AtoNs are employed by several other industries to alert vessels of no-go areas. Oil and gas companies often electronically mark rigs to highlight any hidden assets to vessels to prevent collisions. Survey and pipelay vessels can tow and lay cables many kilometres in length, which are vulnerable to damage from vessels passing over them. Currently, NaviSuite Perio has the ability to mark out hazards and alert passing vessels, in the future, it will have the ability to record where passing vessels have sailed – in case the data is ever needed.
The physical buoys that were in operation at Odense Port required a boat and crew, who would pull up the anchor point, move the buoy, place a new anchor point, and finally re-attach the buoy before returning to safety. All this to move only one buoy by a few metres. A virtual buoy is not affected by winds or currents, it does not suffer wear and tear, and can be more precise in positioning compared to its physical counterpart.
The NaviSuite Perio rack contains the hardware and software needed to create virtual buoys
In the case of a power cut to the harbour, the NaviSuite Perio system at Odense Port is fully redundant, which means all critical components have backups: the PC, antennas, and a UPS (battery) to provide power.
The results of virtual buoys in reality
The need for maintenance and physical adjustment has been cast away. A more efficient system with a heightened level of safety has reshaped a port where an armada of buoys once reigned. Employing virtual AtoN’s and moving them takes a fraction of the time and effort compared to physical buoys, and the costs at Odense Port reflect that.
The deployment and maintenance to mark out the deepest parts of the channel used to cost Odense Port1 million Danish krone annually (135,000 EUR). In the first year alone, NaviSuite Perio saved 75% of the costs.

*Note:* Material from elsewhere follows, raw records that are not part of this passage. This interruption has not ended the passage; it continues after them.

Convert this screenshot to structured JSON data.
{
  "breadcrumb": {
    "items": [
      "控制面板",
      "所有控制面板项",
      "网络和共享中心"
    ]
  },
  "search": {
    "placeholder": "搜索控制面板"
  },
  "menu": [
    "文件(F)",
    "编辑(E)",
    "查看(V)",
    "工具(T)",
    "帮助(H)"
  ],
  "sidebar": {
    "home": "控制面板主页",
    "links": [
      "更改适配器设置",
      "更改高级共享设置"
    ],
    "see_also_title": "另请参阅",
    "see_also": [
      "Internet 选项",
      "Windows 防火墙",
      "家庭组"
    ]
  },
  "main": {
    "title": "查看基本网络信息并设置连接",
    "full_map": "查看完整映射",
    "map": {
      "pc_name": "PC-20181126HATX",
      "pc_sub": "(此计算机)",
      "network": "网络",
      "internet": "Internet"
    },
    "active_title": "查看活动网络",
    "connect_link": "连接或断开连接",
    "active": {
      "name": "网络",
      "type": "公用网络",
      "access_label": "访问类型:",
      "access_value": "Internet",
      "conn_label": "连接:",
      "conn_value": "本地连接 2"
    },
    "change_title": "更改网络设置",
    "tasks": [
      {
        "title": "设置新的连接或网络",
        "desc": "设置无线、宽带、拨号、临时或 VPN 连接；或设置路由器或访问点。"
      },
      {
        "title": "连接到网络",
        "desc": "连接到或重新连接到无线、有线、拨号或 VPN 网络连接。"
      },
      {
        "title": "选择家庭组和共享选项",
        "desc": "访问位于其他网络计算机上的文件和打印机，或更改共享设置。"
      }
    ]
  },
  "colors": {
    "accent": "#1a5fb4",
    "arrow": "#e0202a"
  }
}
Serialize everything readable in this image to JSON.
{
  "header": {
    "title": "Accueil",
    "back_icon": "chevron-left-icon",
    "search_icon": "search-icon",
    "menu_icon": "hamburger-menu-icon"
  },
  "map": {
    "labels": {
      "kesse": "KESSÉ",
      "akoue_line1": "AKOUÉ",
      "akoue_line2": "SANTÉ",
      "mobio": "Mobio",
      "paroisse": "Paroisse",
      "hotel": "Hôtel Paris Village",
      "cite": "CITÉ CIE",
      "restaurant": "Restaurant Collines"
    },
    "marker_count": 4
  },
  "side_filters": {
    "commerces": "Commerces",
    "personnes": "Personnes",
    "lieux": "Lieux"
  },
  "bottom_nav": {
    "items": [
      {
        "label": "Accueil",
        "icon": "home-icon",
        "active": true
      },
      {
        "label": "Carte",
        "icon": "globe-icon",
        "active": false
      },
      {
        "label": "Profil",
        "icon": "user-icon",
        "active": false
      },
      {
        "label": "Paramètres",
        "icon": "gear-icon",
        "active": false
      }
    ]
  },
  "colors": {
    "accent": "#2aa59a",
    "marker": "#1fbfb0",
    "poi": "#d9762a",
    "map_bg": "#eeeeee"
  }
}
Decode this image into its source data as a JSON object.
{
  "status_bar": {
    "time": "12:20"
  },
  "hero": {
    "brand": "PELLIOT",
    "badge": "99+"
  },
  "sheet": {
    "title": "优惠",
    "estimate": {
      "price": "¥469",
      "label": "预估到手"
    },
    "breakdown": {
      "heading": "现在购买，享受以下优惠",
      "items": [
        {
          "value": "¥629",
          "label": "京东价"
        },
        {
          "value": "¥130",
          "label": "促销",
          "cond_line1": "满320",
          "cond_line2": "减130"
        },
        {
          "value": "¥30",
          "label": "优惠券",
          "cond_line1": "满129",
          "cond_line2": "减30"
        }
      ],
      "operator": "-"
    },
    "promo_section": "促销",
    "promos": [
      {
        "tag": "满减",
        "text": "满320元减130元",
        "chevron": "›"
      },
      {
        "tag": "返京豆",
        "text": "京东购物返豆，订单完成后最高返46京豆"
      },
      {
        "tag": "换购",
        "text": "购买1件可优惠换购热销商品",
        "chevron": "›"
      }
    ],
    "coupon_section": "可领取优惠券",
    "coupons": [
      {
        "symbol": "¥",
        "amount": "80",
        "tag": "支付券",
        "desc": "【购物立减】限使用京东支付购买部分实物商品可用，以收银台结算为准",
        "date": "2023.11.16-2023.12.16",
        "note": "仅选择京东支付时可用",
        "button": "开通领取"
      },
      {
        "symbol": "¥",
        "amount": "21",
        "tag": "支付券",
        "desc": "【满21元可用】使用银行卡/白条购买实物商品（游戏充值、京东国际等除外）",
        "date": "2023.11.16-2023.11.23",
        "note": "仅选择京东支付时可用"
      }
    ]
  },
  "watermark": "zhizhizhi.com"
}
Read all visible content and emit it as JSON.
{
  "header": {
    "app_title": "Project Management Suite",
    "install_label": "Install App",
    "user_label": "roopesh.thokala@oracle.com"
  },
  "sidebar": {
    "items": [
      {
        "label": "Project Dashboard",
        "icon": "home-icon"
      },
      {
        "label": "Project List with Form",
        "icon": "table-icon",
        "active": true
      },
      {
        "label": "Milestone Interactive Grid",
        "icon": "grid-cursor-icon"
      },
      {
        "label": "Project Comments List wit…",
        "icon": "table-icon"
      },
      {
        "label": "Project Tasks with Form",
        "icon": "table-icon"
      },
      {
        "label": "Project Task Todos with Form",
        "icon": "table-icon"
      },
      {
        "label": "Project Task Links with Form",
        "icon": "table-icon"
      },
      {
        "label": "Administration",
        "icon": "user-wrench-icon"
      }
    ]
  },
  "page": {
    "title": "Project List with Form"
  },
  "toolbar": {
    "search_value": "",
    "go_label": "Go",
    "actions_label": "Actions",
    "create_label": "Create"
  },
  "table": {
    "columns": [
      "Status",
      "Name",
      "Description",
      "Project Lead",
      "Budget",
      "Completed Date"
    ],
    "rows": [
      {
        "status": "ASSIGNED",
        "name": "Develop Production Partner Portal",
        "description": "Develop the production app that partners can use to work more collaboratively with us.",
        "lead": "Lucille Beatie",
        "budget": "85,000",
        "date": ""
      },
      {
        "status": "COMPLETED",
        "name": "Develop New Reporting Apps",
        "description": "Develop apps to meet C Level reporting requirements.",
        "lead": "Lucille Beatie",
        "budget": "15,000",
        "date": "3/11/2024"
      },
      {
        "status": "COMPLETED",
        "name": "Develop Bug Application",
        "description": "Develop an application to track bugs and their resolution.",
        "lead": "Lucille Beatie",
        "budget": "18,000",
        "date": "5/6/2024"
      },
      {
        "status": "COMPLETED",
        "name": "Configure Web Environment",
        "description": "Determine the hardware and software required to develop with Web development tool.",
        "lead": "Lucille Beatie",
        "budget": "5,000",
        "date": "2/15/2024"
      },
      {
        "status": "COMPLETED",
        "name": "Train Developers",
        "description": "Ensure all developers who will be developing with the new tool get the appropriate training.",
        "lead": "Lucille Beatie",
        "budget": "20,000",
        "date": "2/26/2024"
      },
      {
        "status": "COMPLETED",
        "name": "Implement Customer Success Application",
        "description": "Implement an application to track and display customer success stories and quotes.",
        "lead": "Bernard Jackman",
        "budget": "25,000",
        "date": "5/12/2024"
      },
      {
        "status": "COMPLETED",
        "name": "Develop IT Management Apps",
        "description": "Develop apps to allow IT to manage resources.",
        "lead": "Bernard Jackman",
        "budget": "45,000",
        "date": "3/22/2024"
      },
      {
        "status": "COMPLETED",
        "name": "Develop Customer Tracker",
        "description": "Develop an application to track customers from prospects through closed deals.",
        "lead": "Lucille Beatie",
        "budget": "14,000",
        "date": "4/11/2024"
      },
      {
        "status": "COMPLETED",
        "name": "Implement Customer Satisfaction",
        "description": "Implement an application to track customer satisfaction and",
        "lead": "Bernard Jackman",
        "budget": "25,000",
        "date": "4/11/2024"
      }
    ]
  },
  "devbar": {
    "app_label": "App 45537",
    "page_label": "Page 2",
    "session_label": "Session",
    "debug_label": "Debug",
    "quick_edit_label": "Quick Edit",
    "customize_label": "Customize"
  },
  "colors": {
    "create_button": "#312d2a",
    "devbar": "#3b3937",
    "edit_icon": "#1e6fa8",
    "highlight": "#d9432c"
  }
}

This meant the investment was paying for itself after only 3 months.
When EIVA started the project, we worked closely with Odense harbour, because the project was in the development and testing phase. During this time, the DMA (Danish Maritime Authority) were convinced of the safety and the benefits of the virtual solution, also DanPilot, who are responsible for the safety of all involved when guiding large vessels into Danish harbours. The close collaboration of all parties involved played a role in the successful installation of NaviSuite Perio, and unsurprisingly, several years later, it is still in operation. Odense Port continues to provide a safe and efficient link between dry land and offshore energy operations.
The AIS system used to display virtual buoys on a vessel’s navigational maps
After the application of NaviSuite Perio at any given port, the reduction in cost is very much dependant on the harbour and its own unique challenges. However, with any form of physical deployment and maintenance of buoys and beacons, there is often some shallow water savings to be made and there is always a deep channel available for improving safety.
Products in play
- Rack with built-in display, keyboard, etc
- 2 industry rack computers
- EIVA AIS transmitter
- UPS rack unit
- 2 AIS antennas
- 2 GPS antennas
- Standard mounting brackets
- Antenna cables
Facts and figures
The NaviSuite Perio system at Odense Port broadcasts 21 virtual buoys (with as many as 250 available for the most updated version of the software).
Costs of temporary marker buoys were 1 million Danish Krone annually (135,000 EUR).
Odense Port places buoys for vessels dependant on water deeper than 7.5 metres, and they were using 21 physical buoys to do this before NaviSuite Perio was introduced.
75% savings were achieved in the first year, with a return on investment after only 3 months.